Are communicators now assigned to one of two camps, the Dinosaurs or the Geeks? A number of recent blog posts in the local government communications bubble have looked at this theme, and this divide appears to be trending.
If you are predominantly involved in ‘traditional’ communication and engagement methods and perhaps just dabbling in social media you’re an entrenched Dinosaur, and if you are all things social media then you’re one of those weird Geeks. But is this really what’s happening, or are we being too rigid with our labels?
In the last month the Midlands has witnessed both sides of this alleged divide, with the LGComms Academy in Nottingham and LocalGovCamp in Birmingham. One a conference, one an unconference, one run by traditionalists, one a gathering of the enlightened, with perhaps only a handful dipping their toes in both rivers.

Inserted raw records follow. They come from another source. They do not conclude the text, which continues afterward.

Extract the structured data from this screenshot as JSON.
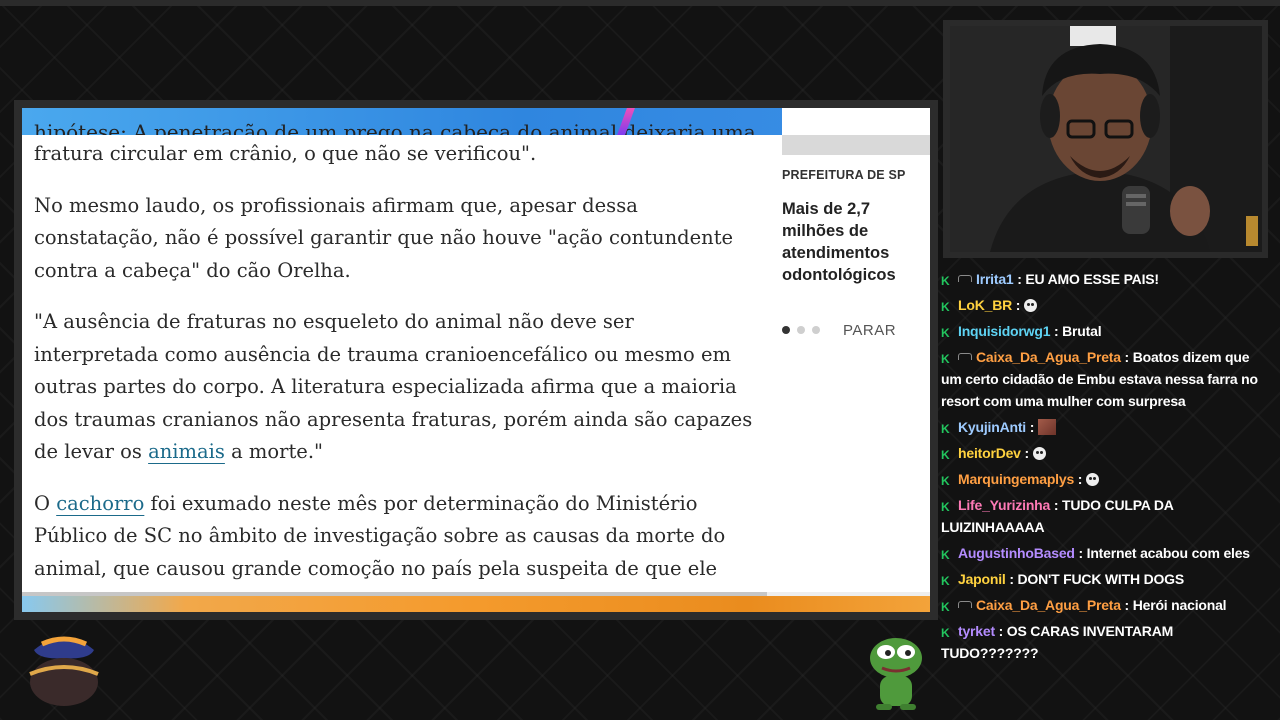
{
  "article": {
    "top_cut_text": "hipótese: A penetração de um prego na cabeça do animal deixaria uma",
    "p1": "fratura circular em crânio, o que não se verificou\".",
    "p2": "No mesmo laudo, os profissionais afirmam que, apesar dessa constatação, não é possível garantir que não houve \"ação contundente contra a cabeça\" do cão Orelha.",
    "p3_before": "\"A ausência de fraturas no esqueleto do animal não deve ser interpretada como ausência de trauma cranioencefálico ou mesmo em outras partes do corpo. A literatura especializada afirma que a maioria dos traumas cranianos não apresenta fraturas, porém ainda são capazes de levar os ",
    "p3_link": "animais",
    "p3_after": " a morte.\"",
    "p4_before": "O ",
    "p4_link": "cachorro",
    "p4_after": " foi exumado neste mês por determinação do Ministério Público de SC no âmbito de investigação sobre as causas da morte do animal, que causou grande comoção no país pela suspeita de que ele tenha sido"
  },
  "sidebar": {
    "kicker": "PREFEITURA DE SP",
    "title": "Mais de 2,7 milhões de atendimentos odontológicos",
    "stop_label": "PARAR"
  },
  "chat": {
    "messages": [
      {
        "user": "Irrita1",
        "color": "#9ecbff",
        "text": ": EU AMO ESSE PAIS!",
        "extra_badge": true,
        "emote": null
      },
      {
        "user": "LoK_BR",
        "color": "#ffd23f",
        "text": ":",
        "extra_badge": false,
        "emote": "skull"
      },
      {
        "user": "Inquisidorwg1",
        "color": "#5ed3f3",
        "text": ": Brutal",
        "extra_badge": false,
        "emote": null
      },
      {
        "user": "Caixa_Da_Agua_Preta",
        "color": "#ff9f43",
        "text": ": Boatos dizem que um certo cidadão de Embu estava nessa farra no resort com uma mulher com surpresa",
        "extra_badge": true,
        "emote": null
      },
      {
        "user": "KyujinAnti",
        "color": "#9ecbff",
        "text": ":",
        "extra_badge": false,
        "emote": "image"
      },
      {
        "user": "heitorDev",
        "color": "#ffd23f",
        "text": ":",
        "extra_badge": false,
        "emote": "skull"
      },
      {
        "user": "Marquingemaplys",
        "color": "#ff9f43",
        "text": ":",
        "extra_badge": false,
        "emote": "skull"
      },
      {
        "user": "Life_Yurizinha",
        "color": "#ff7ab6",
        "text": ": TUDO CULPA DA LUIZINHAAAAA",
        "extra_badge": false,
        "emote": null
      },
      {
        "user": "AugustinhoBased",
        "color": "#b48cff",
        "text": ": Internet acabou com eles",
        "extra_badge": false,
        "emote": null
      },
      {
        "user": "Japonil",
        "color": "#ffd23f",
        "text": ": DON'T FUCK WITH DOGS",
        "extra_badge": false,
        "emote": null
      },
      {
        "user": "Caixa_Da_Agua_Preta",
        "color": "#ff9f43",
        "text": ": Herói nacional",
        "extra_badge": true,
        "emote": null
      },
      {
        "user": "tyrket",
        "color": "#b48cff",
        "text": ": OS CARAS INVENTARAM TUDO???????",
        "extra_badge": false,
        "emote": null
      }
    ]
  }
}
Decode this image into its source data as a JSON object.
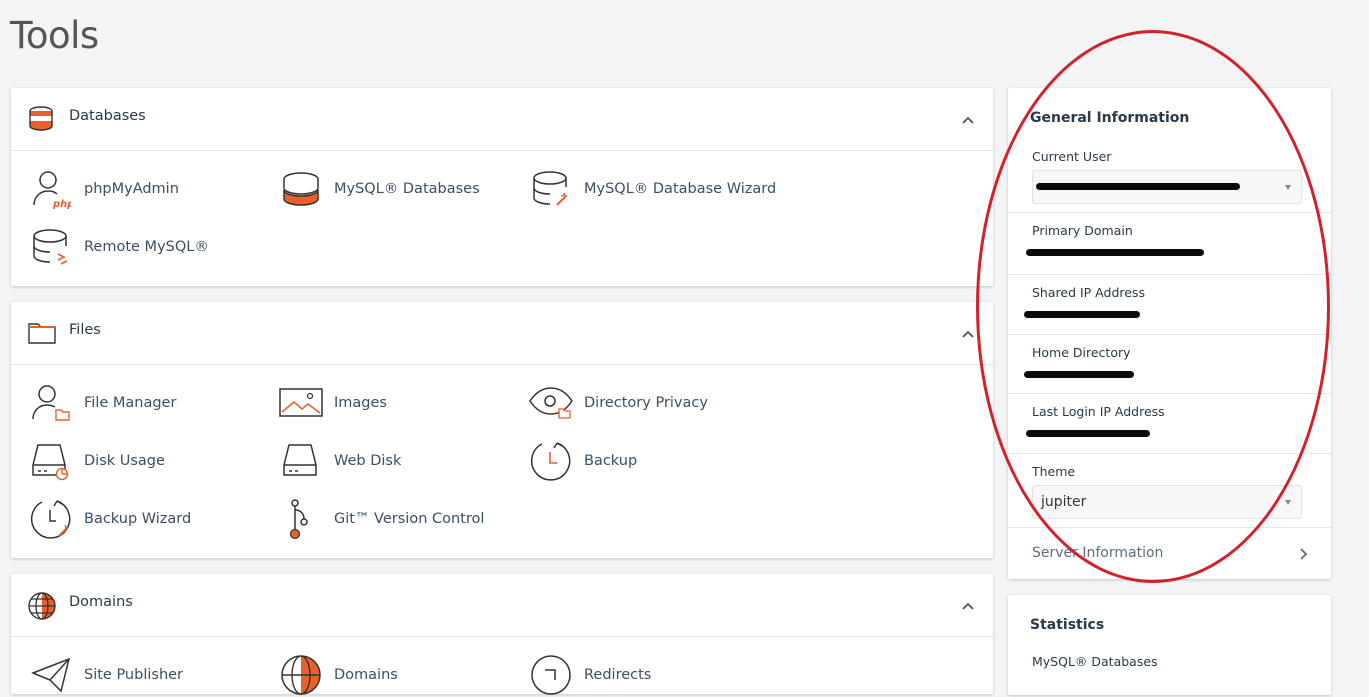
{
  "page": {
    "title": "Tools"
  },
  "colors": {
    "accent": "#e8602c",
    "text": "#293a4a",
    "link": "#3b4f66",
    "annotation": "#d3202a"
  },
  "sections": {
    "databases": {
      "title": "Databases",
      "icon": "database-stack-icon",
      "items": [
        {
          "label": "phpMyAdmin",
          "icon": "php-user-icon"
        },
        {
          "label": "MySQL® Databases",
          "icon": "database-icon"
        },
        {
          "label": "MySQL® Database Wizard",
          "icon": "database-wizard-icon"
        },
        {
          "label": "Remote MySQL®",
          "icon": "remote-database-icon"
        }
      ]
    },
    "files": {
      "title": "Files",
      "icon": "folder-icon",
      "items": [
        {
          "label": "File Manager",
          "icon": "user-folder-icon"
        },
        {
          "label": "Images",
          "icon": "image-icon"
        },
        {
          "label": "Directory Privacy",
          "icon": "eye-folder-icon"
        },
        {
          "label": "Disk Usage",
          "icon": "disk-usage-icon"
        },
        {
          "label": "Web Disk",
          "icon": "web-disk-icon"
        },
        {
          "label": "Backup",
          "icon": "backup-clock-icon"
        },
        {
          "label": "Backup Wizard",
          "icon": "backup-wizard-icon"
        },
        {
          "label": "Git™ Version Control",
          "icon": "git-branch-icon"
        }
      ]
    },
    "domains": {
      "title": "Domains",
      "icon": "globe-icon",
      "items": [
        {
          "label": "Site Publisher",
          "icon": "paper-plane-icon"
        },
        {
          "label": "Domains",
          "icon": "globe-domains-icon"
        },
        {
          "label": "Redirects",
          "icon": "redirect-icon"
        }
      ]
    }
  },
  "general_info": {
    "title": "General Information",
    "current_user_label": "Current User",
    "primary_domain_label": "Primary Domain",
    "shared_ip_label": "Shared IP Address",
    "home_dir_label": "Home Directory",
    "last_login_label": "Last Login IP Address",
    "theme_label": "Theme",
    "theme_value": "jupiter",
    "server_info_label": "Server Information"
  },
  "statistics": {
    "title": "Statistics",
    "first_item_label": "MySQL® Databases"
  }
}
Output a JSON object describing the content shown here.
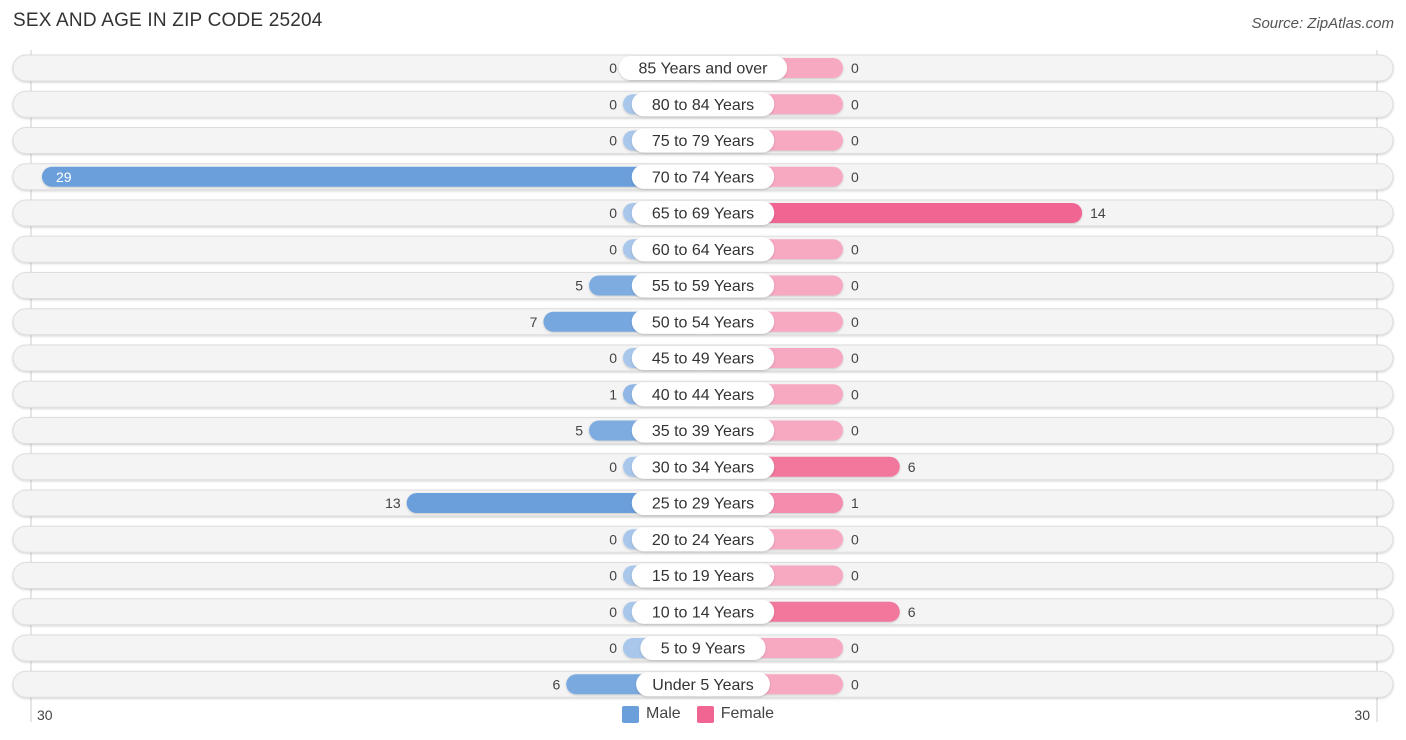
{
  "header": {
    "title": "SEX AND AGE IN ZIP CODE 25204",
    "source": "Source: ZipAtlas.com"
  },
  "colors": {
    "male_strong": "#6a9fdc",
    "male_light": "#a9c7eb",
    "female_strong": "#f06591",
    "female_light": "#f7a9c1",
    "row_bg": "#f4f4f4",
    "row_border": "#dddddd"
  },
  "chart_data": {
    "type": "bar",
    "orientation": "horizontal-diverging",
    "title": "SEX AND AGE IN ZIP CODE 25204",
    "categories": [
      "85 Years and over",
      "80 to 84 Years",
      "75 to 79 Years",
      "70 to 74 Years",
      "65 to 69 Years",
      "60 to 64 Years",
      "55 to 59 Years",
      "50 to 54 Years",
      "45 to 49 Years",
      "40 to 44 Years",
      "35 to 39 Years",
      "30 to 34 Years",
      "25 to 29 Years",
      "20 to 24 Years",
      "15 to 19 Years",
      "10 to 14 Years",
      "5 to 9 Years",
      "Under 5 Years"
    ],
    "series": [
      {
        "name": "Male",
        "values": [
          0,
          0,
          0,
          29,
          0,
          0,
          5,
          7,
          0,
          1,
          5,
          0,
          13,
          0,
          0,
          0,
          0,
          6
        ]
      },
      {
        "name": "Female",
        "values": [
          0,
          0,
          0,
          0,
          14,
          0,
          0,
          0,
          0,
          0,
          0,
          6,
          1,
          0,
          0,
          6,
          0,
          0
        ]
      }
    ],
    "xlim": [
      -30,
      30
    ],
    "axis_tick_labels": {
      "left": "30",
      "right": "30"
    },
    "legend": {
      "position": "bottom-center",
      "entries": [
        "Male",
        "Female"
      ]
    },
    "grid": false
  }
}
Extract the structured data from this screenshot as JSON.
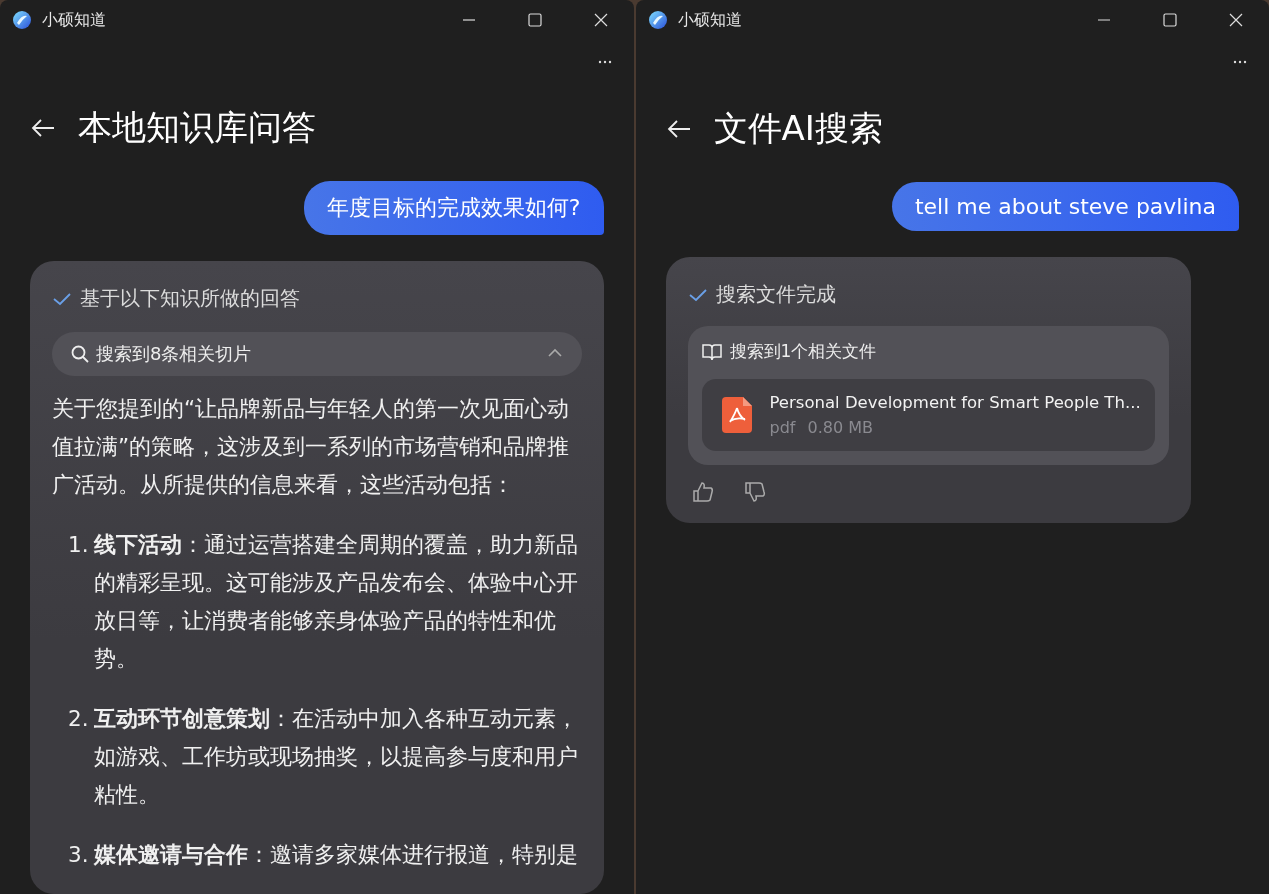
{
  "windows": [
    {
      "title": "小硕知道",
      "page_title": "本地知识库问答",
      "question": "年度目标的完成效果如何?",
      "answer": {
        "kind": "knowledge",
        "status": "基于以下知识所做的回答",
        "search": {
          "label": "搜索到8条相关切片",
          "expanded": true
        },
        "intro": "关于您提到的“让品牌新品与年轻人的第一次见面心动值拉满”的策略，这涉及到一系列的市场营销和品牌推广活动。从所提供的信息来看，这些活动包括：",
        "items": [
          {
            "number": "1.",
            "text": "**线下活动**：通过运营搭建全周期的覆盖，助力新品的精彩呈现。这可能涉及产品发布会、体验中心开放日等，让消费者能够亲身体验产品的特性和优势。"
          },
          {
            "number": "2.",
            "text": "**互动环节创意策划**：在活动中加入各种互动元素，如游戏、工作坊或现场抽奖，以提高参与度和用户粘性。"
          },
          {
            "number": "3.",
            "text": "**媒体邀请与合作**：邀请多家媒体进行报道，特别是"
          }
        ]
      }
    },
    {
      "title": "小硕知道",
      "page_title": "文件AI搜索",
      "question": "tell me about steve pavlina",
      "answer": {
        "kind": "files",
        "status": "搜索文件完成",
        "results_label": "搜索到1个相关文件",
        "files": [
          {
            "name": "Personal Development for Smart People Th...",
            "type": "pdf",
            "size": "0.80 MB"
          }
        ]
      }
    }
  ]
}
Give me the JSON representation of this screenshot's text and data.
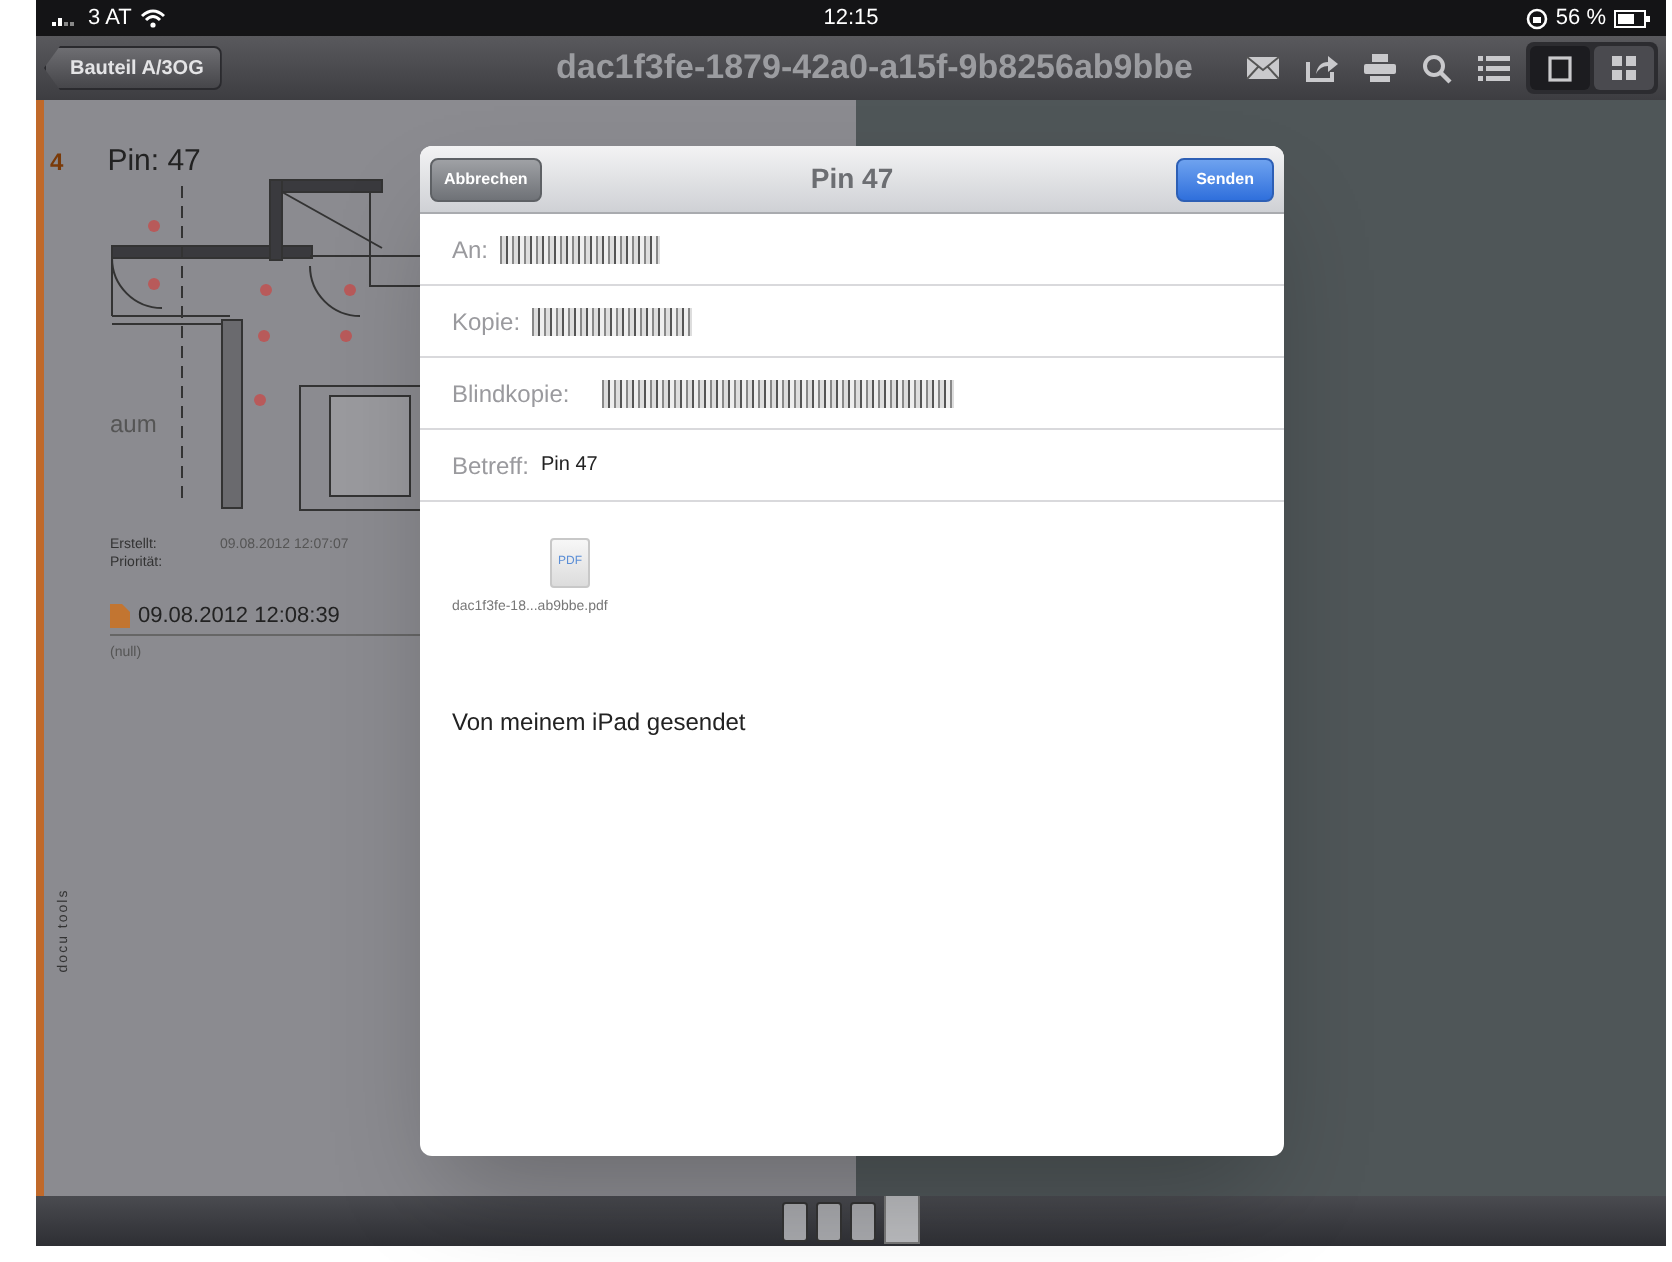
{
  "status_bar": {
    "carrier": "3 AT",
    "time": "12:15",
    "battery": "56 %"
  },
  "nav_bar": {
    "back": "Bauteil A/3OG",
    "title": "dac1f3fe-1879-42a0-a15f-9b8256ab9bbe",
    "view_buttons": [
      {
        "kind": "single",
        "selected": true
      },
      {
        "kind": "grid",
        "selected": false
      }
    ]
  },
  "pin_page": {
    "number": "4",
    "title": "Pin: 47",
    "plan_label": "aum",
    "created_label": "Erstellt:",
    "created": "09.08.2012 12:07:07",
    "priority_label": "Priorität:",
    "entry_date": "09.08.2012 12:08:39",
    "note": "(null)",
    "logo": "docu tools"
  },
  "mail": {
    "cancel": "Abbrechen",
    "title": "Pin 47",
    "send": "Senden",
    "fields": [
      {
        "label": "An:",
        "redacted": true
      },
      {
        "label": "Kopie:",
        "redacted": true
      },
      {
        "label": "Blindkopie:",
        "redacted": true
      },
      {
        "label": "Betreff:",
        "redacted": false,
        "value": "Pin 47"
      }
    ],
    "attachment": "dac1f3fe-18...ab9bbe.pdf",
    "attachment_type": "PDF",
    "body": "Von meinem iPad gesendet"
  },
  "page_strip": [
    {
      "selected": false
    },
    {
      "selected": false
    },
    {
      "selected": false
    },
    {
      "selected": true
    }
  ]
}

Now I didn’t go to either, but I did follow both of them via Twitter and subsequent blogs, and some things did concern me.
One is that annual conferences are at risk of becoming repetitive in terms of format, speakers, and content, with many of the same people attending year after year at the expense of other colleagues. But some bloggers are warning that unconferences need to make sure they don’t go the same way, and that they reach out more effectively to keep things fresh and bring others in.
Secondly, there is the growing risk that the real Dinosaurs who don’t believe in social media and the evangelists for it (I don’t believe there are many) are ruining it for those other Dinosaurs who are trying to catch up with and learn from the Geeks. They are unfairly being tarred with the same brush, and as a result some of the Geeks are thinking that these people should stay in their old world and let the new kids (I refuse to put a ‘z’ on the end of that word) get on with it.
Now I’m exaggerating for effect, and the labels I’ve used are neither accurate nor fair, but there is some mileage in this. The key to effective communication and engagement is to tailor what we do to meet residents’ needs, otherwise local government communications will become irrelevant.
Research shows that residents still want some of the traditional channels, as well as the new ones, so as good communicators we should do both. Communications teams must include the whole range of different skills to deliver a multi-channel approach, with a common attitude of a willingness to use what works and learn and try something new.
This debate around old and new was taking place a couple of years ago, and it hasn’t really moved on. In an era where innovation is greater than ever, the next new thing in town should be to break down the barriers. The only traditional things left are the labels.